We can grow and become more spiritually mature through suffering. This world is a place of 'soul-making', so therefore both moral and natural evil is necessary
God is good and he wants us to be good. In order to have a world where we can do this, it must contain evil, this makes the world compatible with a benevolent God.


Suffering and evil :
1. Useful as a means of knowledge
2. Character building
3. A predictable environment
John Hick's 'vale of soul making' theodicy
Theodicy rooted from philosophy of Iranaeus (2nd century Christian thinker).
According to Iranaeus - God created the world to be imperfect from the start. The imperfection of the world allows humans to have free will to develop from the image of God and likeness of God.
To be in the
'image of God'
= to have taken God's form, ie to be civilized and rational ect.
To be in
'God's likeness'
= be morally good + spiritually developed.
Humans having freedom gives them potential to grow into likeness of God through their own choices - humans able to make a difference to the environment.
This creates the idea that evil = necessary for good; evil allows us to grow morally and spiritually, it is a 'test' for our souls.

How does he relate to evil?
Epistemic Distance
= The distance in knowledge between God and us

He says that if we knew what God knows then we would be forced to do the right thing (No free will in this case).
Free will is important as it gives us the opportunity to do the right thing and even if we do the wrong thing it gives us the opportunity to learn from our mistakes.
This does not explain/account for the people who enjoy doing the wrong things.
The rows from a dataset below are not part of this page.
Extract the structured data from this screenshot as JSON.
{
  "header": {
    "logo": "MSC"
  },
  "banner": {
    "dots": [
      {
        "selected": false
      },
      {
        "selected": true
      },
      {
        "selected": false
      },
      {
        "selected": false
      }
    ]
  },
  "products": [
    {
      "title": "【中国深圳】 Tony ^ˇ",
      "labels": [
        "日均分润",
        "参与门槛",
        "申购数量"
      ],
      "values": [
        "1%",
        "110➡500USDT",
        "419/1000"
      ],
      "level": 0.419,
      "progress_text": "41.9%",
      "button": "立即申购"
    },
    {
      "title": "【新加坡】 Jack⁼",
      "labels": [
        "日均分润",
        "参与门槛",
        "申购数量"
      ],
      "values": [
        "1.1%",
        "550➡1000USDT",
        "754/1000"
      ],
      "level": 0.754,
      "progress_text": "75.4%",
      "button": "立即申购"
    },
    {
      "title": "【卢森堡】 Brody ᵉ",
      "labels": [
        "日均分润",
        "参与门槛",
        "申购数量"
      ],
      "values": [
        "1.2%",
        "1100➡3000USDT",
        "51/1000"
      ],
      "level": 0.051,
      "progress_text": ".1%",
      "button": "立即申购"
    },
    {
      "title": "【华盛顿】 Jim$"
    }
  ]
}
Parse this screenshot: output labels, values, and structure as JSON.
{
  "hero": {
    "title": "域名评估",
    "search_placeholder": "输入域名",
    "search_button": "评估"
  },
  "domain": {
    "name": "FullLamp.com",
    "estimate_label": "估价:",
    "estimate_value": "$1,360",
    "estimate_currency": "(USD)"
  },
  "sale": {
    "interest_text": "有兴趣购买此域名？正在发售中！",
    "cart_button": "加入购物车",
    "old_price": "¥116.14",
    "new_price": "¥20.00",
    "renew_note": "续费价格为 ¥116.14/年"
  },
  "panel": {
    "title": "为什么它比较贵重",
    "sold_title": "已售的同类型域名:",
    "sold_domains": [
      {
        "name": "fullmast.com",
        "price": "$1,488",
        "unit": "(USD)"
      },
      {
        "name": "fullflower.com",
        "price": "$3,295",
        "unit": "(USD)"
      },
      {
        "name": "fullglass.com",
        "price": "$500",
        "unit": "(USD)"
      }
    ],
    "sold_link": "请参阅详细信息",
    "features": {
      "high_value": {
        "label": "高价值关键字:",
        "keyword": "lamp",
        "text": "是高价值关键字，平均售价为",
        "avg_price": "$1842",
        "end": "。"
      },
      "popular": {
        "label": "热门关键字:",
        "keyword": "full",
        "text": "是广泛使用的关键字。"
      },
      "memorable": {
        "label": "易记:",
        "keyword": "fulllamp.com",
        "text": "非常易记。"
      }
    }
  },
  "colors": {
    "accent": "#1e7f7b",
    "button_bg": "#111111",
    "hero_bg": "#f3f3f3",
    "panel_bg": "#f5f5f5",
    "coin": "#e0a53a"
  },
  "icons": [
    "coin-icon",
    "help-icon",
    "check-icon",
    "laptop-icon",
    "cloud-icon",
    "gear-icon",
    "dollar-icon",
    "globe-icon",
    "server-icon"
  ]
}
Conclusion
Moral evil is to directly push us to mature morally.
Natural evil is to indirectly help us develop certain skills and qualities.
Full transcript